Work to complete
The number needed is how many lines in these entries contain "title"; give it alone.

+++ Records provided

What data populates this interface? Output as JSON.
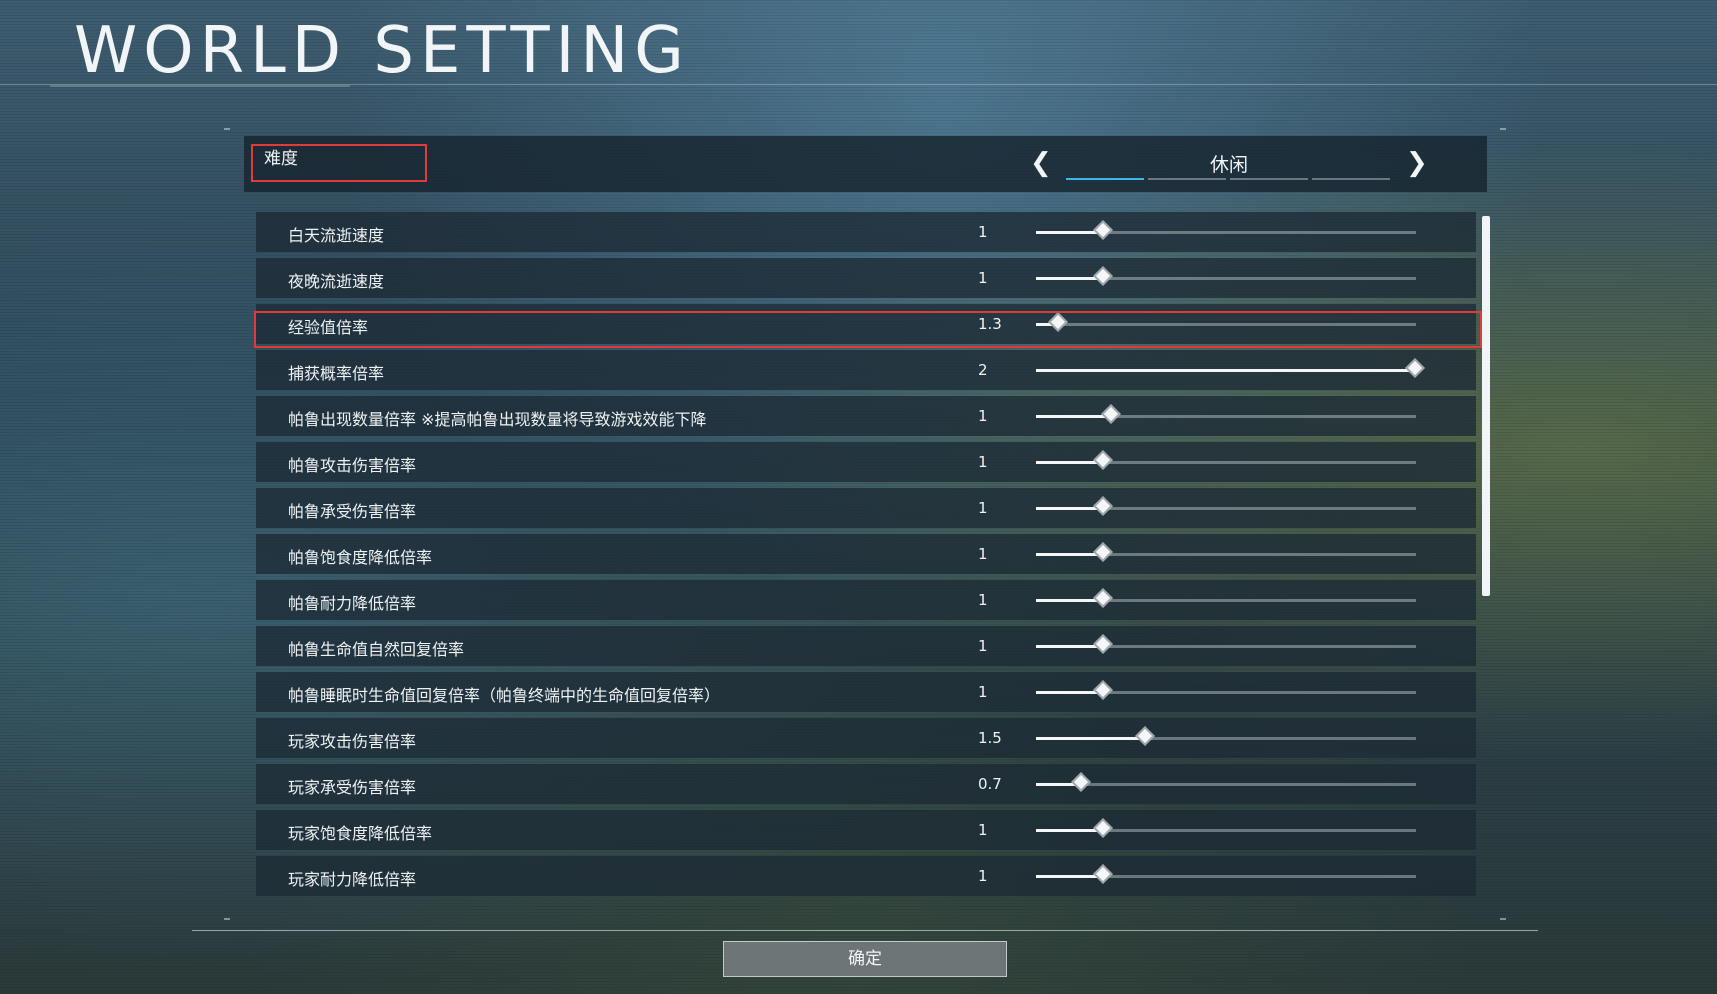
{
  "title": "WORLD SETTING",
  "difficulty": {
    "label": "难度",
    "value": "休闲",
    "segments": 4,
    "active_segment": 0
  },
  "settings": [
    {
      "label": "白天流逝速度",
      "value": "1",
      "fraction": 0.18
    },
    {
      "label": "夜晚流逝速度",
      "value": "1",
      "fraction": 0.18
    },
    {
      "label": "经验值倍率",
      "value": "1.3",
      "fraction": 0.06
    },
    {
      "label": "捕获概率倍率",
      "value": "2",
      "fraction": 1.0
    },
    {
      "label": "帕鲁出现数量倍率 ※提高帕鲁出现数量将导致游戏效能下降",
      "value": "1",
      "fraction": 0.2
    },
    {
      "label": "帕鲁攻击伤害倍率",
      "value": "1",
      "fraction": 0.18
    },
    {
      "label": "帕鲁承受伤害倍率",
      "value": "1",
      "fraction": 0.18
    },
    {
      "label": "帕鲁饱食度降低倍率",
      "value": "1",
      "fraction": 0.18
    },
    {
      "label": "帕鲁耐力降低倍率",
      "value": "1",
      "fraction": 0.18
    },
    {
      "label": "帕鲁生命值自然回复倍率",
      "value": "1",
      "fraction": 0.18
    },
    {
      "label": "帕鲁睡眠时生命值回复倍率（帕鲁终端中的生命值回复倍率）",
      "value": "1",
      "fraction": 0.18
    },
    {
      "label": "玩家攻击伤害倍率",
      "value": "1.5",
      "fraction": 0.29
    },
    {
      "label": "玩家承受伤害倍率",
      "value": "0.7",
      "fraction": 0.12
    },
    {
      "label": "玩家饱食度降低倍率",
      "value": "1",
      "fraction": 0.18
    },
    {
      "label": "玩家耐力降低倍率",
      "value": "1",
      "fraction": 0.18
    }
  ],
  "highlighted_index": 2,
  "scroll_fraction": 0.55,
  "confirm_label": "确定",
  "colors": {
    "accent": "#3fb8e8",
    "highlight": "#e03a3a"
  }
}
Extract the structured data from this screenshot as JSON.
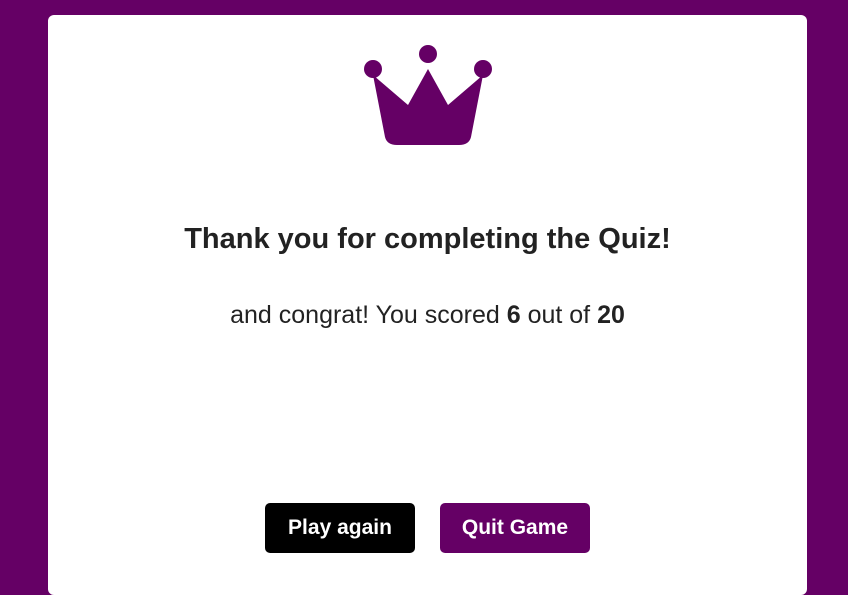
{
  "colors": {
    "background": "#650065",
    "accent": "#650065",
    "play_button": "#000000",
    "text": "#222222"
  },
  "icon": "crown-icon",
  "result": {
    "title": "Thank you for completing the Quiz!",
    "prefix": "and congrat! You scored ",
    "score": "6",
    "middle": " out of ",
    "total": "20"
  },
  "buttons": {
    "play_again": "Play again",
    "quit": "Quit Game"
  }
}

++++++

Task result
2